pone-0070299-g003: Change in clustering coefficient and degree assortativity given splitting and lumping of PubMed authors (2003–2007) and USPTO inventors (2003–2007).In each subfigure, the x axis denotes the state of completion for splitting and lumping separately; the y axis represents the value of each labeled statistic. Each line segment (differentiated by color and style) plots 100 separate snapshots of the underlying network taken at even intervals for each set of operations. Splitting is based on last name, both initials. See Table 3 for the number of operations required. The global clustering coefficient is due to Equation 1; the mean local clustering coefficient to Equation 2. Degree assortativity is calculated as the correlation coefficient (corr coeff) with linear scaling and, separately, log-based scaling of degree.
Mentions: Here, precision reflects the extent of error due to name variants from 100% splitting; and recall, the extent of error due to grouping of common name elements from 100% lumping.

Bottom Line: In both cases, we find that splitting has relatively little effect, whereas lumping has a dramatic effect on network measures.These results can be explained in part by the fact that lumping artificially creates many intransitive relationships and high-degree vertices.This effect of lumping is much less dramatic but persists with measures that give less weight to high-degree vertices, such as the mean local clustering coefficient and log-based degree assortativity.

View Article: PubMed Central - PubMed

Affiliation: Graduate School of Library and Information Science, University of Illinois at Urbana-Champaign, Champaign, Illinois, United States of America.

ABSTRACT
The assumption that a name uniquely identifies an entity introduces two types of errors: splitting treats one entity as two or more (because of name variants); lumping treats multiple entities as if they were one (because of shared names). Here we investigate the extent to which splitting and lumping affect commonly-used measures of large-scale named-entity networks within two disambiguated bibliographic datasets: one for co-author names in biomedicine (PubMed, 2003-2007); the other for co-inventor names in U.S. patents (USPTO, 2003-2007). In both cases, we find that splitting has relatively little effect, whereas lumping has a dramatic effect on network measures.
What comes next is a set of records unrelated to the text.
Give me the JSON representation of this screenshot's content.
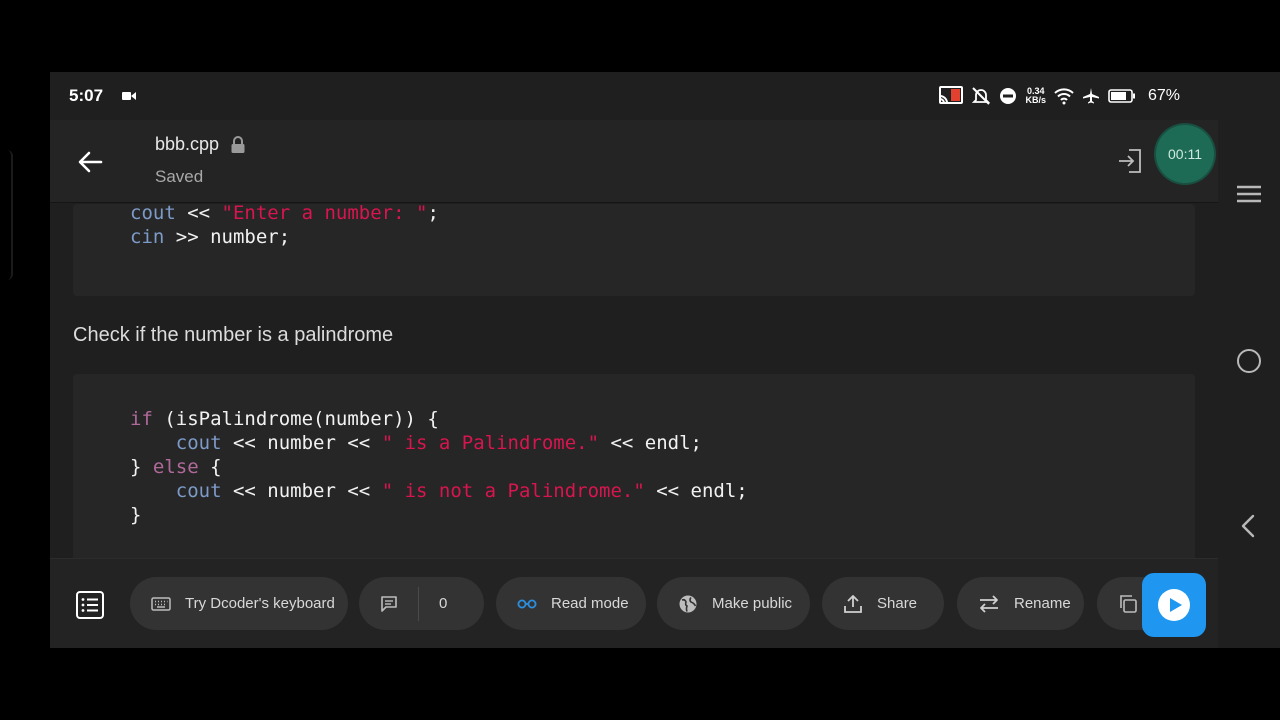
{
  "status_bar": {
    "time": "5:07",
    "net_speed_value": "0.34",
    "net_speed_unit": "KB/s",
    "battery": "67%",
    "icons": [
      "video-record-icon",
      "cast-icon",
      "bell-off-icon",
      "do-not-disturb-icon",
      "wifi-icon",
      "airplane-icon",
      "battery-icon"
    ]
  },
  "app_bar": {
    "file_name": "bbb.cpp",
    "save_status": "Saved",
    "timer": "00:11"
  },
  "code_block_1": {
    "line1": {
      "id": "cout",
      "op": " << ",
      "str": "\"Enter a number: \"",
      "end": ";"
    },
    "line2": {
      "id": "cin",
      "rest": " >> number;"
    }
  },
  "prose": "Check if the number is a palindrome",
  "code_block_2": {
    "line1": {
      "kw": "if",
      "rest": " (isPalindrome(number)) {"
    },
    "line2": {
      "indent": "    ",
      "id": "cout",
      "mid": " << number << ",
      "str": "\" is a Palindrome.\"",
      "end": " << endl;"
    },
    "line3": {
      "brace": "} ",
      "kw": "else",
      "rest": " {"
    },
    "line4": {
      "indent": "    ",
      "id": "cout",
      "mid": " << number << ",
      "str": "\" is not a Palindrome.\"",
      "end": " << endl;"
    },
    "line5": {
      "brace": "}"
    }
  },
  "toolbar": {
    "keyboard_label": "Try Dcoder's keyboard",
    "comments_count": "0",
    "read_mode_label": "Read mode",
    "make_public_label": "Make public",
    "share_label": "Share",
    "rename_label": "Rename"
  },
  "colors": {
    "accent_run": "#1f97f0",
    "timer_bg": "#1e6b55",
    "string": "#d8154f",
    "keyword": "#b06a9a",
    "identifier": "#7d9bc8"
  }
}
For example, in the biomedical co-authorship network, lumping (based on last name and both initials) drives several measures down: the global clustering coefficient by a factor of 4 (from 0.265 to 0.066); degree assortativity by a factor of ∼13 (from 0.763 to 0.06); and average shortest path by a factor of 1.3 (from 5.9 to 4.5). These results can be explained in part by the fact that lumping artificially creates many intransitive relationships and high-degree vertices. This effect of lumping is much less dramatic but persists with measures that give less weight to high-degree vertices, such as the mean local clustering coefficient and log-based degree assortativity. Furthermore, the log-log distribution of collaborator counts follows a much straighter line (power law) with splitting and lumping errors than without, particularly at the low and the high counts. This suggests that part of the power law often observed for collaborator counts in science and technology reflects an artifact: name ambiguity.

Show MeSH
Related in: MedlinePlus